August 10, 2015, 1pm PDT
A suburb of Cincinnati provides evidence of renewed demand for master planned communities.
Cincinnati Business Courier
July 9, 2015, 2pm PDT
The mountains of West Virginia and Kentucky can much less likely to be stripped and gutted for the purposes of coal extraction that they were even a few years ago as natural gas continues its ascendance.
July 2, 2015, 6am PDT
Carl Davis, Research Director of the Institute on Tax and Economic Policy (ITEP) writes where gas taxes used to fund transportation infrastructure increased, if only by decimal points, and about the aberration—the six-cent plunge in California.
June 19, 2015, 10am PDT
A Congressional bill has been introduced to "provide a long term solution" to the transportation funding problem by eliminating spending on transit, biking, and local projects rather than finding funding to maintain $50 billion in annual spending.
June 16, 2015, 12pm PDT
An op-ed from the Kentucky state chapter of the American Planning Association takes a strong stance against regulations that could allow the permitting of LED billboards along highways.
June 4, 2015, 11am PDT
A historic neighborhood lost in a flood, covered by a dump, then reclaimed by nature will become the Waterfront Botanical Gardens under terms of a recent land deal.
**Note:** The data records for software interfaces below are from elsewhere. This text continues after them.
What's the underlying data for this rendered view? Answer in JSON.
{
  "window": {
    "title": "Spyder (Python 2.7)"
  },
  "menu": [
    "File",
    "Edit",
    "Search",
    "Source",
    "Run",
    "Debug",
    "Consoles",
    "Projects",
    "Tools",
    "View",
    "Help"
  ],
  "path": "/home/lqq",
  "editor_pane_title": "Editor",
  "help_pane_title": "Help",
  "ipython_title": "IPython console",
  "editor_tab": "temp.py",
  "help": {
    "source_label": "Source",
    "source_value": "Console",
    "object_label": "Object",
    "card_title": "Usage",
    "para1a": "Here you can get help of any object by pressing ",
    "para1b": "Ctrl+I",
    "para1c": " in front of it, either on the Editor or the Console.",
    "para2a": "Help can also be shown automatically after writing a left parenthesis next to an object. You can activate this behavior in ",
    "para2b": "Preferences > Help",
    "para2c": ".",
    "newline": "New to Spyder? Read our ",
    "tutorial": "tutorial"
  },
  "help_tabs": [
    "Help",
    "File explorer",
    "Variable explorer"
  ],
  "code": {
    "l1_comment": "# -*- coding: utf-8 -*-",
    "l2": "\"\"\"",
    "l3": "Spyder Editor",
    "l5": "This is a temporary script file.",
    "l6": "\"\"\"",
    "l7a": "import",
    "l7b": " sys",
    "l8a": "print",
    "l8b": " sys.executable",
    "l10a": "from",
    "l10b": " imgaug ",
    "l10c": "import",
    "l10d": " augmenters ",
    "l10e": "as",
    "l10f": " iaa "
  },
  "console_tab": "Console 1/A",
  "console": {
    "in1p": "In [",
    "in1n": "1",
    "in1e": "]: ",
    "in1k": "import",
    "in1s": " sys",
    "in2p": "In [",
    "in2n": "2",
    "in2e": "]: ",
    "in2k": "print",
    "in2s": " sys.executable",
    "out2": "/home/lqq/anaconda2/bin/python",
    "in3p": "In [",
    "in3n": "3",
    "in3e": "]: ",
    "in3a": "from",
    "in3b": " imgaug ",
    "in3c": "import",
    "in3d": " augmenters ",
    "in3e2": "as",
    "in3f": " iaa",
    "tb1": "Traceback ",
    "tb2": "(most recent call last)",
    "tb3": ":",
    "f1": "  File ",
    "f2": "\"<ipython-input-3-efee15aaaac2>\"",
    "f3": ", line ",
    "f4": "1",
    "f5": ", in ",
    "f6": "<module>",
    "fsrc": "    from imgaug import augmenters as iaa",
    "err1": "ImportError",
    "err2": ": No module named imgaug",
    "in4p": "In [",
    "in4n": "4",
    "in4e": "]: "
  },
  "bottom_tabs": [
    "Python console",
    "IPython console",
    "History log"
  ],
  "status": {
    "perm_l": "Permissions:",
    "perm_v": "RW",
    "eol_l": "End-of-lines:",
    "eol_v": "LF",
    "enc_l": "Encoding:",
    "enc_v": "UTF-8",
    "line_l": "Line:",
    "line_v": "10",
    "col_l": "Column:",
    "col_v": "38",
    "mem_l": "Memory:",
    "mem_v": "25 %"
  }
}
April 11, 2015, 9am PDT
Unlike conventional food hubs, Louisville's planned $50 million FoodPort will gather and 'incubate' regional food businesses. The hope is to breathe life into the area's struggling small farms.
April 8, 2015, 8am PDT
Expanding on earlier research about the impacts of one-way streets on outcomes such as public health and property values, a new study examines a citywide case study in Louisville.
March 23, 2015, 6am PDT
The News & Observer's "road worrier" (not a typo!), Bruce Siceloff, provides ongoing coverage of the sad saga of North Carolina's gas tax, set to be adjusted downwards by statute.
March 6, 2015, 10am PST
A post on the Lexington Streetsweeper blog examines the idea of Farming Community Subdivision, or "agrihood," and the plausibility of such a community being created in Central Kentucky.
The Lexington Streetsweeper
January 20, 2015, 10am PST
The U.S. EPA recently announced the Water Infrastructure and Resiliency Finance Center "as a resource to communities to improve their wastewater, drinking water and stormwater systems." Two reports show why it's the new resources are so badly needed.
January 20, 2015, 6am PST
A massive bike park in Louisville, Kentucky takes the fast-growing trend of urban bike parks to new (subterranean) levels.
January 19, 2015, 9am PST
It was considered a given by many analysts that global oil prices would only increase as world oil demand outstripped supply, so switching to percentage-based fuel taxes from per-gallon taxes made sense, until OPEC chose not to restrict their output.
December 12, 2014, 9am PST
Louisville's goals to plant and grow an urban forest to mitigate the city's heat island effect has run afoul of the Kentucky Transportation Cabinet's engineering standards for state owned roads.
November 14, 2014, 8am PST
The Broken Sidewalk blog provides details about an ongoing plan to transform Louisville's low volume streets into "Neighborways."
November 3, 2014, 12pm PST
Louisville has shown leadership in the open data movement by doubling the amount of data it shares with the public in the past year.
November 2, 2014, 5am PST
Massachusetts voters will decide on Question 1 on Tuesday—an initiative petition to eliminate the automatic, annual indexing of its 26.5-cent gasoline excise tax to inflation, implemented with a three-cent gas tax increase last year.
October 21, 2014, 1pm PDT
Following the murder of a 12-year-old homeless child in Louisville, Beverly Duncan writes an editorial calling for Louisville Metro Council members to fully fund the Louisville Affordable Housing Trust Fund.
September 21, 2014, 9am PDT
A public-private partnership will create the "Louisville Food Hub" in the West End neighborhood. Mayor Greg Fischer suggested that the hub might be more critical to the revitalization of the neighborhood than a proposed Wal-Mart.
August 17, 2014, 7am PDT
Keith Schneider shares the details of an ongoing building boom around the campus of Western Kentucky University, where $262 million in construction has come to Bowling Green’s central business district since 2008.